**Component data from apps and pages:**
- - - -
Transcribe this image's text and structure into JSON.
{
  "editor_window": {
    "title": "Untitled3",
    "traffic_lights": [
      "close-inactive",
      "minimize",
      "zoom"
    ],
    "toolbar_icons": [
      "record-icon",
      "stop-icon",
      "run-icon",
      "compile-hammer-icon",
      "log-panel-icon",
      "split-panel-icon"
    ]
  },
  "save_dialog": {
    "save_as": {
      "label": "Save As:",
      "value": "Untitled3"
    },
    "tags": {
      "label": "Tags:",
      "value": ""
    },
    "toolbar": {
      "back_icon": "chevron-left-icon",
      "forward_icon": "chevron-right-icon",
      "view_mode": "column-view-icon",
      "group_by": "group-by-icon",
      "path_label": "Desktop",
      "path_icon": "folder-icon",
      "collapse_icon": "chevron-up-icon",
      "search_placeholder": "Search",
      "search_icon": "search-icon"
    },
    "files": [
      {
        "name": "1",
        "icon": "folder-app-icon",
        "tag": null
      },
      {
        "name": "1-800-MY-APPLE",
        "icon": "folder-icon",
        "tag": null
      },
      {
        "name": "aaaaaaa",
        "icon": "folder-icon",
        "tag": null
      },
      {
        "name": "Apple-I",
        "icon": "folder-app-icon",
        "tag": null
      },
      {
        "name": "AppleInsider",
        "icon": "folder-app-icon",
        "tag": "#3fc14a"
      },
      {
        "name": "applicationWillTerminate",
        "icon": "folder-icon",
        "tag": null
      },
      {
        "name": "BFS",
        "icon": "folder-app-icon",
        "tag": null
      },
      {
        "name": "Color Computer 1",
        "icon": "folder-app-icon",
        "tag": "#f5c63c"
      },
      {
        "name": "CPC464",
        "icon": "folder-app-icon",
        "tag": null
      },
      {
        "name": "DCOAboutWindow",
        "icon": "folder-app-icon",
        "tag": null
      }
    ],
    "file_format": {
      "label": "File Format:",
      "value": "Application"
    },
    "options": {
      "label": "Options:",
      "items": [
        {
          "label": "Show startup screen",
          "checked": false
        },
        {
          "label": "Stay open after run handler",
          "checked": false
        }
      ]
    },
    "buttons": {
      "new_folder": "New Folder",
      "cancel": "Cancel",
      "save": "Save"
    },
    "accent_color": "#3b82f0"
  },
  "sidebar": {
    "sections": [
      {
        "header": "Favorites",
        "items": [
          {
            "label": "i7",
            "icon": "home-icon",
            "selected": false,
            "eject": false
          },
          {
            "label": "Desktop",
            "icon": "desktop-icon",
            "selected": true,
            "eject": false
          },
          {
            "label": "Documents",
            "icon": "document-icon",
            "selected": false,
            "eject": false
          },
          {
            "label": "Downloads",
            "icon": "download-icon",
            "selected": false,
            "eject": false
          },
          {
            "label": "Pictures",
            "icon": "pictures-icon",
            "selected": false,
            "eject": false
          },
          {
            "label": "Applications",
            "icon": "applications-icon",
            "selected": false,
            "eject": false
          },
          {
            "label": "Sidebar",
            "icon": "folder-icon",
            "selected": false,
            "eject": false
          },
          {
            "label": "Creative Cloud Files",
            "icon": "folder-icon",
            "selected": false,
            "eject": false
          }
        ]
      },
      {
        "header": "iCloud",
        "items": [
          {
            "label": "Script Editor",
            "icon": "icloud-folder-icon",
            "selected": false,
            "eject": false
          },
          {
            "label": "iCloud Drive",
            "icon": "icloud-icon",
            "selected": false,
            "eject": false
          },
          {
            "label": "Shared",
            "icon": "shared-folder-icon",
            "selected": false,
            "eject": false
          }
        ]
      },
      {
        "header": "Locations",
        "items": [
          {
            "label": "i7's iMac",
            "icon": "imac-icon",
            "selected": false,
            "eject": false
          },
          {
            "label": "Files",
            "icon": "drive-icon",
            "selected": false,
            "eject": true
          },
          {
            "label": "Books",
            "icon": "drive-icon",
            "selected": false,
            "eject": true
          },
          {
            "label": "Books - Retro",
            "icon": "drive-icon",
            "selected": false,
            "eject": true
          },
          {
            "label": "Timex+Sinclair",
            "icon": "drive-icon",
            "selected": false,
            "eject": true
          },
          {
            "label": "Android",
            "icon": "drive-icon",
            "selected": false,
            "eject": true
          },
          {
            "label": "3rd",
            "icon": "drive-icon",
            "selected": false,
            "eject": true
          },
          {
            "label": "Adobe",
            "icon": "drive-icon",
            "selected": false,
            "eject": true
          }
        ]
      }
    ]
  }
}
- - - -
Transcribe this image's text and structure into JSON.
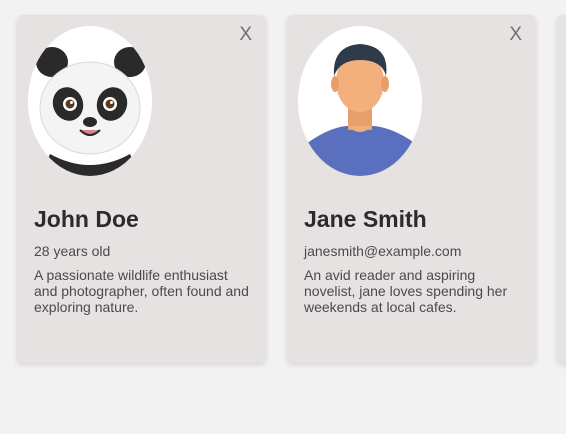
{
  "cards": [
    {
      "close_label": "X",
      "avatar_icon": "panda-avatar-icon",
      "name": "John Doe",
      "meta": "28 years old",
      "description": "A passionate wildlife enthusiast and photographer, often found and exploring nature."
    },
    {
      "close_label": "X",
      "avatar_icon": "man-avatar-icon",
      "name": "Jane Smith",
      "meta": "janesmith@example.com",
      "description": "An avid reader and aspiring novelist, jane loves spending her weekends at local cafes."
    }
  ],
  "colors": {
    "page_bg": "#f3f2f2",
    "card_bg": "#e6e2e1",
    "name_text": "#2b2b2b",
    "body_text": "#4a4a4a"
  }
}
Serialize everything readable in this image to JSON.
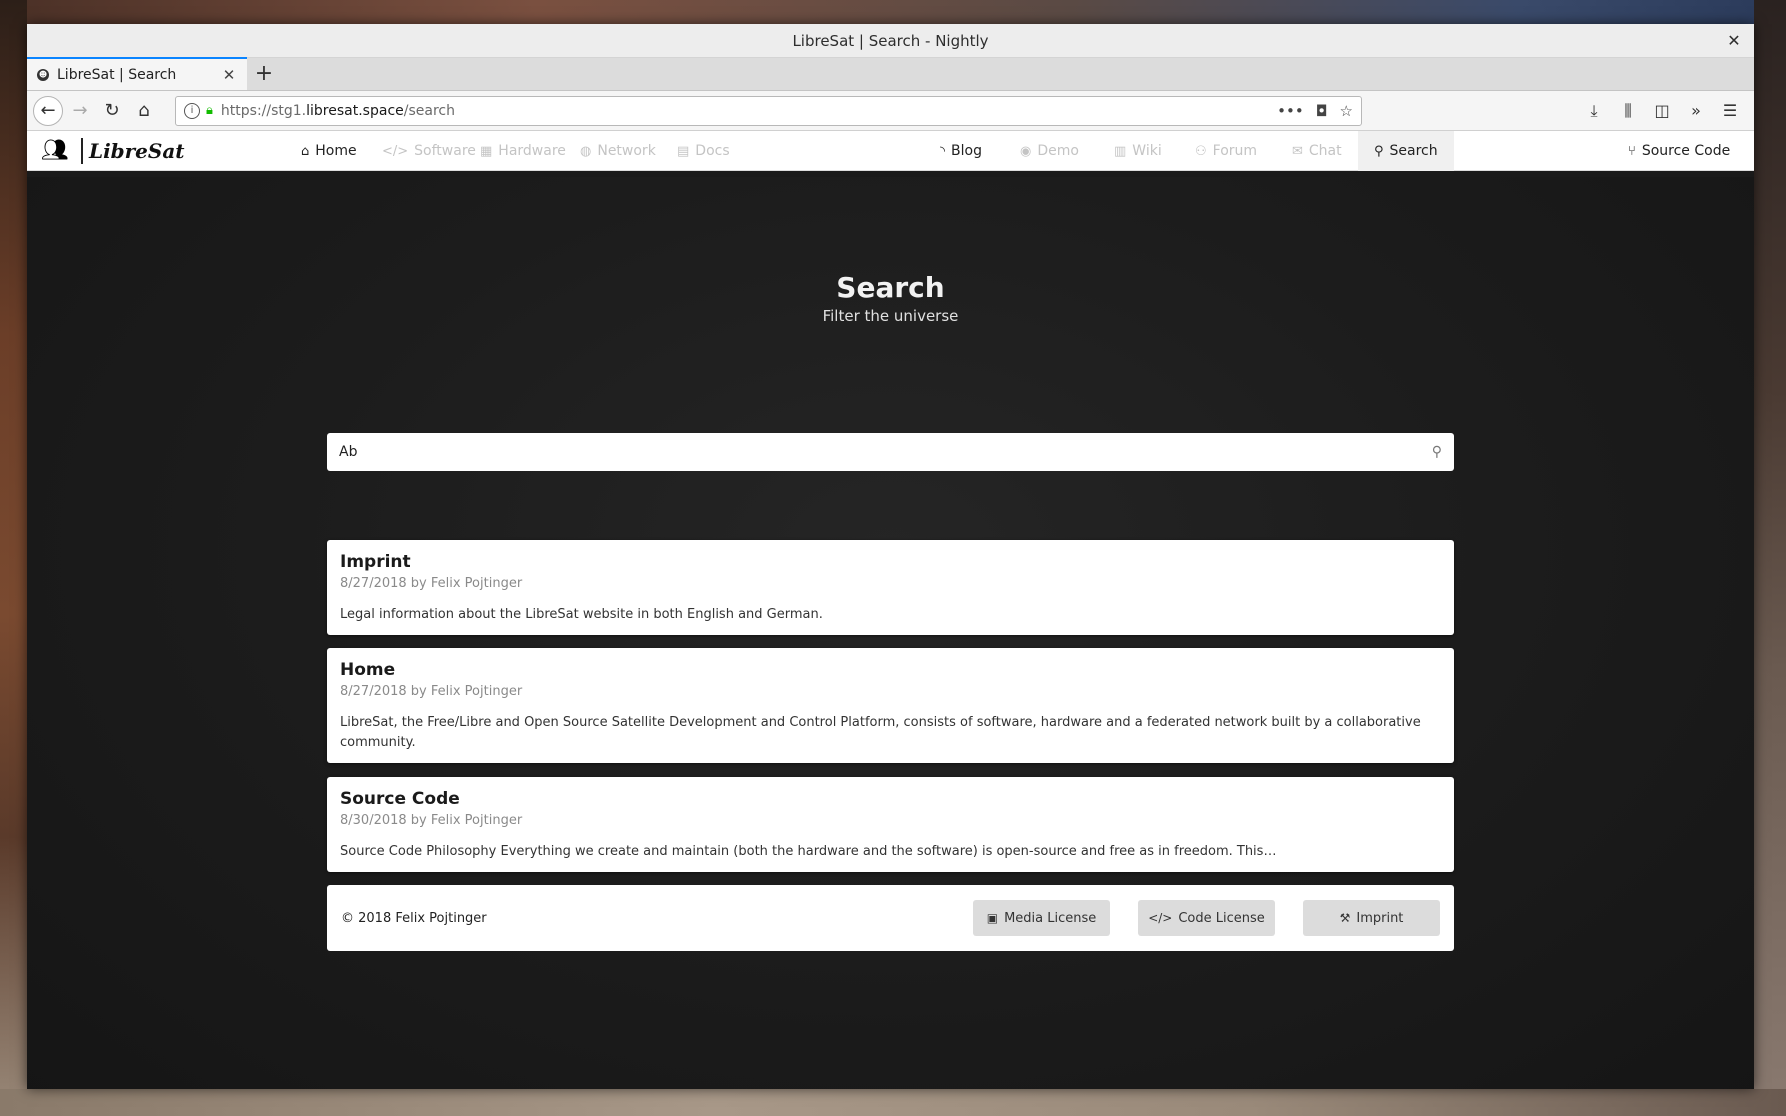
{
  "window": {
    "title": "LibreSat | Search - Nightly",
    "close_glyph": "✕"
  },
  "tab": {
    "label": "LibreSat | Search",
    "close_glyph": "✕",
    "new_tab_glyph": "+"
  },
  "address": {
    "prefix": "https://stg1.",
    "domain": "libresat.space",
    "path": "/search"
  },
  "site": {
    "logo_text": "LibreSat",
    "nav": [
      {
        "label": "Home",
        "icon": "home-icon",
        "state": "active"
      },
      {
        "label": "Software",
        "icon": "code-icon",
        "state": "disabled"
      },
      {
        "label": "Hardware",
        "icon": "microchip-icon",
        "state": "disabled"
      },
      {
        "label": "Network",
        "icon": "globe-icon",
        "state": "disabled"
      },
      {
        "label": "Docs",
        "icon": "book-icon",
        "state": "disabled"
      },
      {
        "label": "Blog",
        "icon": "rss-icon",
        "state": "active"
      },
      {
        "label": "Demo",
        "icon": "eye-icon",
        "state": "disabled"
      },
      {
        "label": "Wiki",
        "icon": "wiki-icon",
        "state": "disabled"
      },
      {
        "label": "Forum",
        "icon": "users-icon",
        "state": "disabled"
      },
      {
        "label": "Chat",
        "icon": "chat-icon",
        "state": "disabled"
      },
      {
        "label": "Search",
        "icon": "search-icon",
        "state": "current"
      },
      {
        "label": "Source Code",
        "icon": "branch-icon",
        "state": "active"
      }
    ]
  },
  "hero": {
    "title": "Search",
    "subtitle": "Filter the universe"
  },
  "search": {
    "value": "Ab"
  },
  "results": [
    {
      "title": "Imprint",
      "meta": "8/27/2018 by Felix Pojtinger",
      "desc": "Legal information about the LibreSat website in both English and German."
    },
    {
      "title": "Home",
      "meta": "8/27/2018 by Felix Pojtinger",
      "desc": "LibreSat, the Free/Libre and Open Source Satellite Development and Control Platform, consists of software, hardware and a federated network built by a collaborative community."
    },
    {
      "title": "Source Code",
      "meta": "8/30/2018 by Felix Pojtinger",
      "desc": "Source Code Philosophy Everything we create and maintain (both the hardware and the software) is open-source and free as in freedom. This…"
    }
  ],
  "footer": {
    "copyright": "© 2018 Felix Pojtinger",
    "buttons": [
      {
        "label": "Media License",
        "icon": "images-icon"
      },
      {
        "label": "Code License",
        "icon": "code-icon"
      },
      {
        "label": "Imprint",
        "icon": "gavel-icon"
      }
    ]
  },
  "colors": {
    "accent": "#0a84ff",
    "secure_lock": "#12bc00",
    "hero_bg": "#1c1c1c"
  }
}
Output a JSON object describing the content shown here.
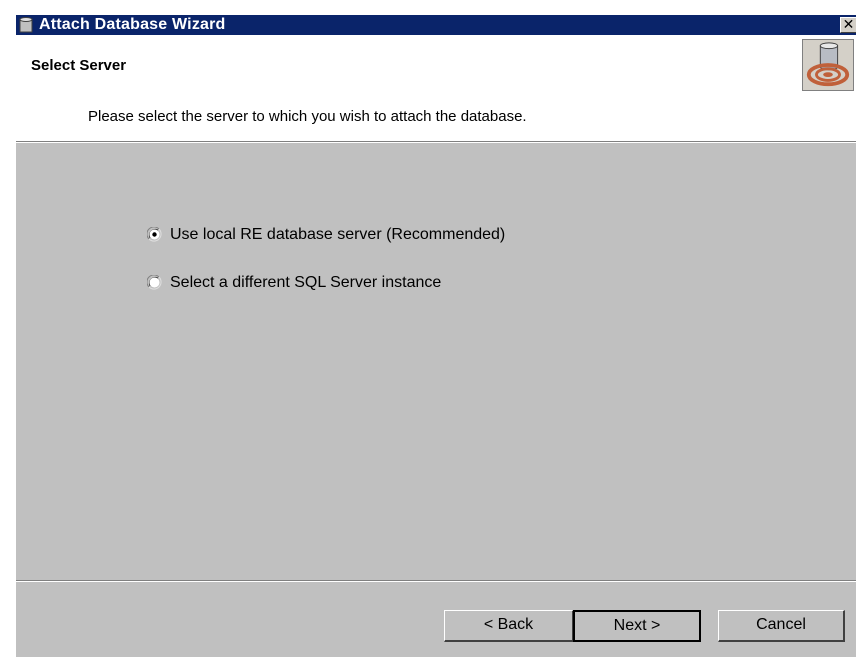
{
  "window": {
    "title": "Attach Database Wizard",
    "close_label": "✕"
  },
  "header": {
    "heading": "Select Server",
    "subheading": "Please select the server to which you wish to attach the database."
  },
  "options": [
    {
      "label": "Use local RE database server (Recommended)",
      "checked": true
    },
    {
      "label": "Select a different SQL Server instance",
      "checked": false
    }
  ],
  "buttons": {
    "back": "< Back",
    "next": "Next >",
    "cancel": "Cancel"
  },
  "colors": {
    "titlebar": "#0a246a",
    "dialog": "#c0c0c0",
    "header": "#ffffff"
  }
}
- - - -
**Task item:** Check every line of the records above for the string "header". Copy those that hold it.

**Your solution:**
        "header": "Favorites",
        "header": "iCloud",
        "header": "Locations",
  "header": {
    "header": "#ffffff"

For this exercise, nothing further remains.